MATERIAL PROVIDED –
^^^^

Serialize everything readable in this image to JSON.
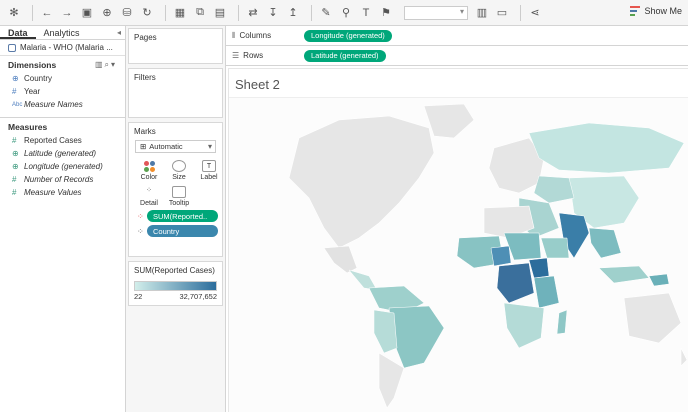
{
  "toolbar": {
    "show_me_label": "Show Me",
    "icons": [
      "back-icon",
      "forward-icon",
      "save-icon",
      "new-datasource-icon",
      "datasource-icon",
      "refresh-icon",
      "new-sheet-icon",
      "duplicate-icon",
      "clear-icon",
      "swap-icon",
      "sort-asc-icon",
      "sort-desc-icon",
      "highlight-icon",
      "paperclip-icon",
      "label-icon",
      "pin-icon",
      "fit-icon",
      "presentation-icon",
      "share-icon"
    ]
  },
  "data_pane": {
    "tabs": [
      "Data",
      "Analytics"
    ],
    "datasource_label": "Malaria - WHO (Malaria ...",
    "dimensions_title": "Dimensions",
    "dimensions": [
      {
        "label": "Country",
        "icon": "globe-icon"
      },
      {
        "label": "Year",
        "icon": "hash-icon"
      },
      {
        "label": "Measure Names",
        "icon": "abc-icon"
      }
    ],
    "measures_title": "Measures",
    "measures": [
      {
        "label": "Reported Cases",
        "icon": "hash-icon"
      },
      {
        "label": "Latitude (generated)",
        "icon": "globe-icon"
      },
      {
        "label": "Longitude (generated)",
        "icon": "globe-icon"
      },
      {
        "label": "Number of Records",
        "icon": "hash-icon"
      },
      {
        "label": "Measure Values",
        "icon": "hash-icon"
      }
    ]
  },
  "cards": {
    "pages_title": "Pages",
    "filters_title": "Filters",
    "marks_title": "Marks",
    "mark_type": "Automatic",
    "mark_buttons": [
      "Color",
      "Size",
      "Label",
      "Detail",
      "Tooltip"
    ],
    "color_pill": "SUM(Reported..",
    "detail_pill": "Country",
    "legend_title": "SUM(Reported Cases)",
    "legend_min": "22",
    "legend_max": "32,707,652",
    "legend_color_low": "#d2eeea",
    "legend_color_high": "#2c6d9c"
  },
  "shelves": {
    "columns_label": "Columns",
    "columns_pill": "Longitude (generated)",
    "rows_label": "Rows",
    "rows_pill": "Latitude (generated)"
  },
  "sheet": {
    "title": "Sheet 2"
  }
}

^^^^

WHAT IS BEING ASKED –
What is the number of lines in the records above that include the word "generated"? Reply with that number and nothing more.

REPLY –
4